The beginning of any new tax year tends to bring plenty to feel depressed about. This year is no different, with nine separate cuts and tax hikes - hitting the unemployed, those on low wages, the sick, young families and bereaved children. So just how badly off will they be?
See also: Brace yourself for National Price Rise Day
See also: Benefits cut considered in wake of changes to disability payments
See also: Housing benefit changes 'put young Scots at risk of homelessness'
1. The government has continued its attack on 'malingerers', 'shirkers' and 'people who are ill' by cutting the Employment and Support Allowance for those who are too sick to work by £30 a week.
2. It is also cutting the amount that bereaved parents can claim in support. Previously this was a lump sum, followed by payments until their youngest child started school - reflecting the value of the deceased parent's National Insurance contributions. Now payments will be limited to 18 months.
3. Parents on low wages, who have more than two children, will also miss out, as child tax credits will be halted for any third or subsequent child born on or after 6 April this year. Only two children will be taken into consideration when calculating housing benefit too.
5. The family element of Tax Credits - worth £545 - will not be available for couples starting a family from 6 April this year.
6. Universal Benefit Claimants aged between 18 and 21 will need to apply for training, apprenticeships or a work placement, or they will lose their Jobseekers' Allowance. They also lose their automatic eligibility for housing benefit.
7. State benefits including the Jobseekers' Allowance, the Employment Support Allowance, child benefit and some housing benefits will be frozen for the second year running - which is effectively a cut in benefits after inflation is taken into account. Unfortunately for people getting these benefits, the freeze is expected to last until 2020.
8. NHS charges will rise, including the cost of prescriptions going up to £8.60, and dental charges rising.
9. Council tax will rise by an average of 4% in England.
Meanwhile, the trend of taking away with one hand and giving with the other means there will be some people who are better off in the new tax year. These include those on the minimum wage, who get a new higher rate (£7.50 for those aged 25 or over).
Taxpayers will also benefit from the personal tax allowance rising to £11,500 and the higher rate tax band shifting to £45,000. And savers will be able to put up to £20,000 in an ISA. The Lifetime ISA will also be launched - helping younger savers get on the property ladder. And inheritance tax will start to be eased for those who want to leave a property to their children

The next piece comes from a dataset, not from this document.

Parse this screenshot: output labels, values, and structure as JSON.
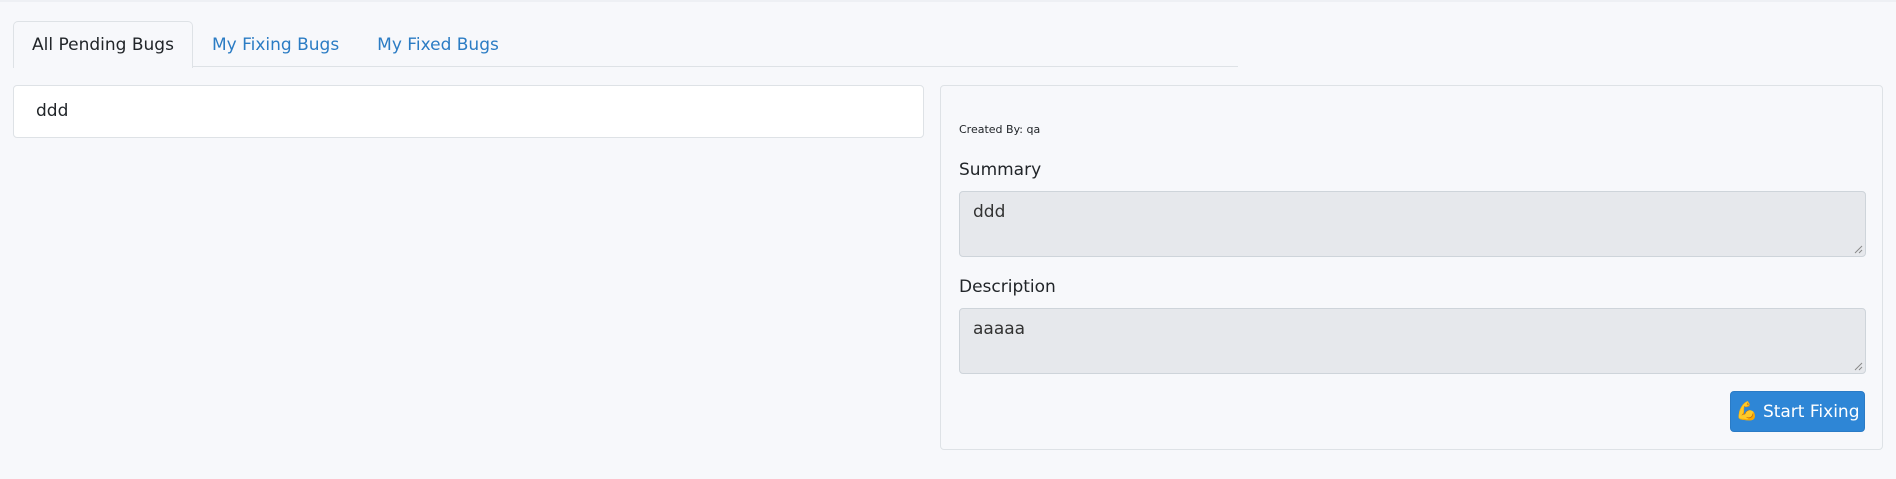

It seems, therefore, that this year is one where higher earners, homeowners and the better off can enjoy slightly lower tax bill - while the poor, bereaved, sick and the unemployed are left facing cuts.
Does this seem fair? Do these changes restore balance? Are they a necessary step to keep a lid on a runaway benefits bill? Or do they harm the most vulnerable in favour of those who need help the least? Let us know in the comments.